Source material section start

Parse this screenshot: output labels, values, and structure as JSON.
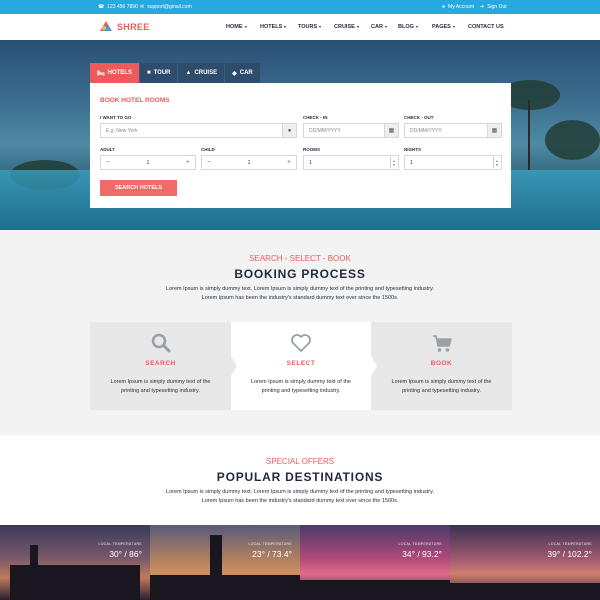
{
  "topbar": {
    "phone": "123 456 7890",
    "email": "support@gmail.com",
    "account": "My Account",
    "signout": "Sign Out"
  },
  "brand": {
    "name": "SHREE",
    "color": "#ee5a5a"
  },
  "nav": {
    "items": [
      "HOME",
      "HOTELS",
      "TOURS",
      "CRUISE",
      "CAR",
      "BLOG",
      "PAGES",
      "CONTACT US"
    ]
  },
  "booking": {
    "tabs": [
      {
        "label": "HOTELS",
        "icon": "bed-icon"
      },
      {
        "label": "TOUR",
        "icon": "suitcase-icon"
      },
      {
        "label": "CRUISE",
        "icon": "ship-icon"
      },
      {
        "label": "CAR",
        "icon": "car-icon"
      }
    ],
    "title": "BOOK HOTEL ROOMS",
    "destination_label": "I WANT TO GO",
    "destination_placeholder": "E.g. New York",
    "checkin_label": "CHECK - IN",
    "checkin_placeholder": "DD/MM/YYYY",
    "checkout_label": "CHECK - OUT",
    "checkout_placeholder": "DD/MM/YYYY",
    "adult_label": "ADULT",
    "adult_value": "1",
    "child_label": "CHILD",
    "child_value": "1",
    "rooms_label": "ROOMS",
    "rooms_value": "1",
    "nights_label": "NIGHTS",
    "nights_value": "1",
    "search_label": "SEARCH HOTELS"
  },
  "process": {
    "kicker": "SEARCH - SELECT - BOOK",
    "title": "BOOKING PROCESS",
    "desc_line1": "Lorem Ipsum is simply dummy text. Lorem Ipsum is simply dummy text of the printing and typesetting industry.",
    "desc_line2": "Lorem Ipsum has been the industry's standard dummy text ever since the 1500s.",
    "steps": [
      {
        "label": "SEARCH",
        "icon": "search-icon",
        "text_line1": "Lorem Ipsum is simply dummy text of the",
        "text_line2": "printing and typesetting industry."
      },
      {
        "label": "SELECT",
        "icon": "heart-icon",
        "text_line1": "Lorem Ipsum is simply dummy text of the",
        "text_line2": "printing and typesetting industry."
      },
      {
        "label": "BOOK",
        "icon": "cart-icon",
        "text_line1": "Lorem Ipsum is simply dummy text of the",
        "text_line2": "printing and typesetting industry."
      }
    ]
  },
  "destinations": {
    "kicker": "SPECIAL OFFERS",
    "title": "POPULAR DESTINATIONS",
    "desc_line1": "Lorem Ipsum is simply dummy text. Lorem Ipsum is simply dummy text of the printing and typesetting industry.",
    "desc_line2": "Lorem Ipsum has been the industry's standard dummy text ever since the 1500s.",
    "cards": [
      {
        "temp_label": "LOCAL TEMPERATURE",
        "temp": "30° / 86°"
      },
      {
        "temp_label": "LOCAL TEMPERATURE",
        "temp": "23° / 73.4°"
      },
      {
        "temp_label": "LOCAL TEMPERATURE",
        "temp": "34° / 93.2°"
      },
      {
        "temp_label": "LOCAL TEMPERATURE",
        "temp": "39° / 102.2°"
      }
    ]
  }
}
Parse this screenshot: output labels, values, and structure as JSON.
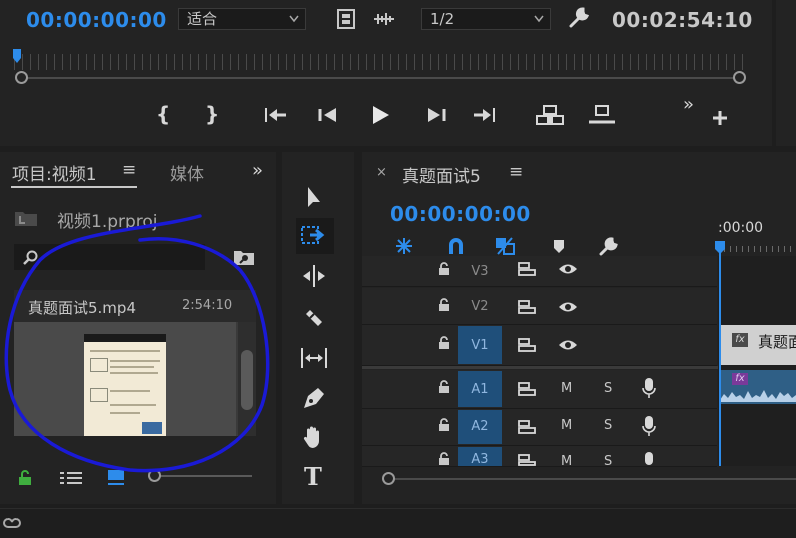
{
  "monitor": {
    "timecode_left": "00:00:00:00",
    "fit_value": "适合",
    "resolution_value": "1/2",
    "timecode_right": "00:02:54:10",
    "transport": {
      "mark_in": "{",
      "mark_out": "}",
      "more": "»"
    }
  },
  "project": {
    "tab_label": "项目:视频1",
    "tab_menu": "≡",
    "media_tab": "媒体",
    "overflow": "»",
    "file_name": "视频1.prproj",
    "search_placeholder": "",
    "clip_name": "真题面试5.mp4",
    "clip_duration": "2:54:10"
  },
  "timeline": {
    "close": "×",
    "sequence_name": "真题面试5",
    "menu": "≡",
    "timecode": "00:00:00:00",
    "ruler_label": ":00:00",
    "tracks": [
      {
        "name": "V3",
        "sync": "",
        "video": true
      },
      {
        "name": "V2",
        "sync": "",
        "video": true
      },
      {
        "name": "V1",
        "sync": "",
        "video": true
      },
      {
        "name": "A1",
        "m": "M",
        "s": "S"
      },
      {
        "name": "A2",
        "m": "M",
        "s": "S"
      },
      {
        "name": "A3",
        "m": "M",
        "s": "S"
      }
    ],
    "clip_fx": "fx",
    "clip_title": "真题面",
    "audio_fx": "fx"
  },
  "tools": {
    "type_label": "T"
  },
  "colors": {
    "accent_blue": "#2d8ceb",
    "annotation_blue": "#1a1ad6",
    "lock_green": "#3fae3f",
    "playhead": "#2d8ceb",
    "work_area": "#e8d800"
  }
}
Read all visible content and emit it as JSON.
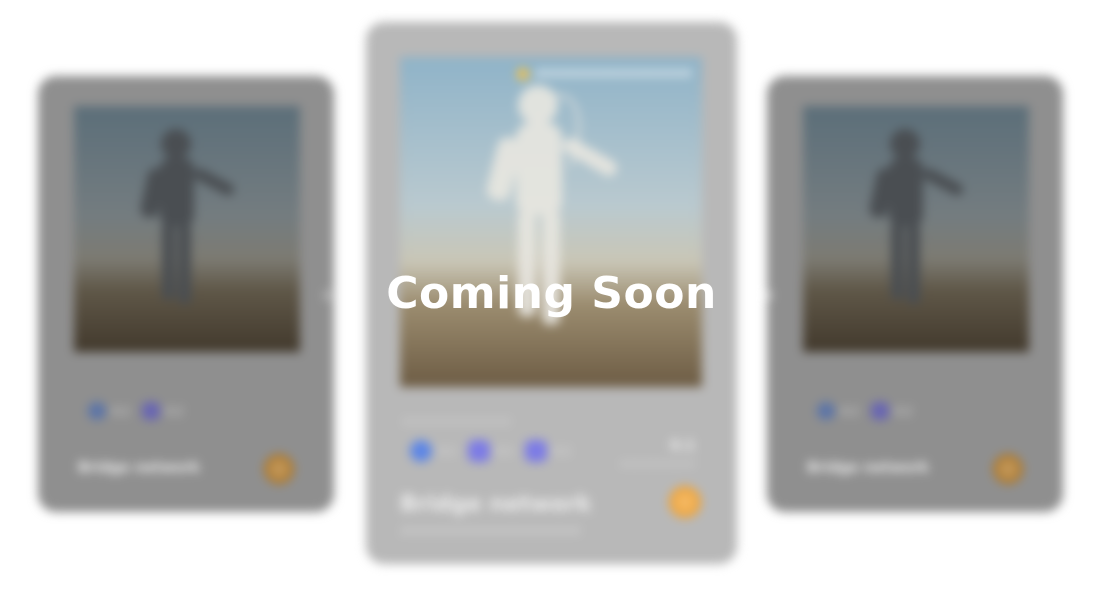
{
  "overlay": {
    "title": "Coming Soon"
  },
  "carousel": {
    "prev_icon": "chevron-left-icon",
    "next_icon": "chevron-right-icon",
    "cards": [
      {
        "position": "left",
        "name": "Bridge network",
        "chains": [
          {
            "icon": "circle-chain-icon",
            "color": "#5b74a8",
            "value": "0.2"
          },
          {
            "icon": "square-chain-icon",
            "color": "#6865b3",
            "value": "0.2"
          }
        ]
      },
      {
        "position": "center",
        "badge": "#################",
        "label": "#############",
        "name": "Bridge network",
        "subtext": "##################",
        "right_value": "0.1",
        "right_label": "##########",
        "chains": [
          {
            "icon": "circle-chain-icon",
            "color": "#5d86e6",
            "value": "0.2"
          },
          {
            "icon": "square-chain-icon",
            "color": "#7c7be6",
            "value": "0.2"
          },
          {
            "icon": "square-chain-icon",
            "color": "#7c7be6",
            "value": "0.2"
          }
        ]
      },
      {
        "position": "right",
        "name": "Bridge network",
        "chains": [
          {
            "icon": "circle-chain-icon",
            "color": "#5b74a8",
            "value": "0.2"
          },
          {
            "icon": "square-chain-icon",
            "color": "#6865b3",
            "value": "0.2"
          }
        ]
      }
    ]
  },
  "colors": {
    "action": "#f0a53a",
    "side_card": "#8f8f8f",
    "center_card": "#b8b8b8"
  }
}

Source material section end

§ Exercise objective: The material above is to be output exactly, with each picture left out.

§ Exercise result:
Parse this screenshot: output labels, values, and structure as JSON.
{
  "topbar": {
    "phone": "123 456 7890",
    "email": "support@gmail.com",
    "account": "My Account",
    "signout": "Sign Out"
  },
  "brand": {
    "name": "SHREE",
    "color": "#ee5a5a"
  },
  "nav": {
    "items": [
      "HOME",
      "HOTELS",
      "TOURS",
      "CRUISE",
      "CAR",
      "BLOG",
      "PAGES",
      "CONTACT US"
    ]
  },
  "booking": {
    "tabs": [
      {
        "label": "HOTELS",
        "icon": "bed-icon"
      },
      {
        "label": "TOUR",
        "icon": "suitcase-icon"
      },
      {
        "label": "CRUISE",
        "icon": "ship-icon"
      },
      {
        "label": "CAR",
        "icon": "car-icon"
      }
    ],
    "title": "BOOK HOTEL ROOMS",
    "destination_label": "I WANT TO GO",
    "destination_placeholder": "E.g. New York",
    "checkin_label": "CHECK - IN",
    "checkin_placeholder": "DD/MM/YYYY",
    "checkout_label": "CHECK - OUT",
    "checkout_placeholder": "DD/MM/YYYY",
    "adult_label": "ADULT",
    "adult_value": "1",
    "child_label": "CHILD",
    "child_value": "1",
    "rooms_label": "ROOMS",
    "rooms_value": "1",
    "nights_label": "NIGHTS",
    "nights_value": "1",
    "search_label": "SEARCH HOTELS"
  },
  "process": {
    "kicker": "SEARCH - SELECT - BOOK",
    "title": "BOOKING PROCESS",
    "desc_line1": "Lorem Ipsum is simply dummy text. Lorem Ipsum is simply dummy text of the printing and typesetting industry.",
    "desc_line2": "Lorem Ipsum has been the industry's standard dummy text ever since the 1500s.",
    "steps": [
      {
        "label": "SEARCH",
        "icon": "search-icon",
        "text_line1": "Lorem Ipsum is simply dummy text of the",
        "text_line2": "printing and typesetting industry."
      },
      {
        "label": "SELECT",
        "icon": "heart-icon",
        "text_line1": "Lorem Ipsum is simply dummy text of the",
        "text_line2": "printing and typesetting industry."
      },
      {
        "label": "BOOK",
        "icon": "cart-icon",
        "text_line1": "Lorem Ipsum is simply dummy text of the",
        "text_line2": "printing and typesetting industry."
      }
    ]
  },
  "destinations": {
    "kicker": "SPECIAL OFFERS",
    "title": "POPULAR DESTINATIONS",
    "desc_line1": "Lorem Ipsum is simply dummy text. Lorem Ipsum is simply dummy text of the printing and typesetting industry.",
    "desc_line2": "Lorem Ipsum has been the industry's standard dummy text ever since the 1500s.",
    "cards": [
      {
        "temp_label": "LOCAL TEMPERATURE",
        "temp": "30° / 86°"
      },
      {
        "temp_label": "LOCAL TEMPERATURE",
        "temp": "23° / 73.4°"
      },
      {
        "temp_label": "LOCAL TEMPERATURE",
        "temp": "34° / 93.2°"
      },
      {
        "temp_label": "LOCAL TEMPERATURE",
        "temp": "39° / 102.2°"
      }
    ]
  }
}
Parse this screenshot: output labels, values, and structure as JSON.
{
  "monitor": {
    "timecode_left": "00:00:00:00",
    "fit_value": "适合",
    "resolution_value": "1/2",
    "timecode_right": "00:02:54:10",
    "transport": {
      "mark_in": "{",
      "mark_out": "}",
      "more": "»"
    }
  },
  "project": {
    "tab_label": "项目:视频1",
    "tab_menu": "≡",
    "media_tab": "媒体",
    "overflow": "»",
    "file_name": "视频1.prproj",
    "search_placeholder": "",
    "clip_name": "真题面试5.mp4",
    "clip_duration": "2:54:10"
  },
  "timeline": {
    "close": "×",
    "sequence_name": "真题面试5",
    "menu": "≡",
    "timecode": "00:00:00:00",
    "ruler_label": ":00:00",
    "tracks": [
      {
        "name": "V3",
        "sync": "",
        "video": true
      },
      {
        "name": "V2",
        "sync": "",
        "video": true
      },
      {
        "name": "V1",
        "sync": "",
        "video": true
      },
      {
        "name": "A1",
        "m": "M",
        "s": "S"
      },
      {
        "name": "A2",
        "m": "M",
        "s": "S"
      },
      {
        "name": "A3",
        "m": "M",
        "s": "S"
      }
    ],
    "clip_fx": "fx",
    "clip_title": "真题面",
    "audio_fx": "fx"
  },
  "tools": {
    "type_label": "T"
  },
  "colors": {
    "accent_blue": "#2d8ceb",
    "annotation_blue": "#1a1ad6",
    "lock_green": "#3fae3f",
    "playhead": "#2d8ceb",
    "work_area": "#e8d800"
  }
}
Read all visible content and emit it as JSON.
{
  "overlay": {
    "title": "Coming Soon"
  },
  "carousel": {
    "prev_icon": "chevron-left-icon",
    "next_icon": "chevron-right-icon",
    "cards": [
      {
        "position": "left",
        "name": "Bridge network",
        "chains": [
          {
            "icon": "circle-chain-icon",
            "color": "#5b74a8",
            "value": "0.2"
          },
          {
            "icon": "square-chain-icon",
            "color": "#6865b3",
            "value": "0.2"
          }
        ]
      },
      {
        "position": "center",
        "badge": "#################",
        "label": "#############",
        "name": "Bridge network",
        "subtext": "##################",
        "right_value": "0.1",
        "right_label": "##########",
        "chains": [
          {
            "icon": "circle-chain-icon",
            "color": "#5d86e6",
            "value": "0.2"
          },
          {
            "icon": "square-chain-icon",
            "color": "#7c7be6",
            "value": "0.2"
          },
          {
            "icon": "square-chain-icon",
            "color": "#7c7be6",
            "value": "0.2"
          }
        ]
      },
      {
        "position": "right",
        "name": "Bridge network",
        "chains": [
          {
            "icon": "circle-chain-icon",
            "color": "#5b74a8",
            "value": "0.2"
          },
          {
            "icon": "square-chain-icon",
            "color": "#6865b3",
            "value": "0.2"
          }
        ]
      }
    ]
  },
  "colors": {
    "action": "#f0a53a",
    "side_card": "#8f8f8f",
    "center_card": "#b8b8b8"
  }
}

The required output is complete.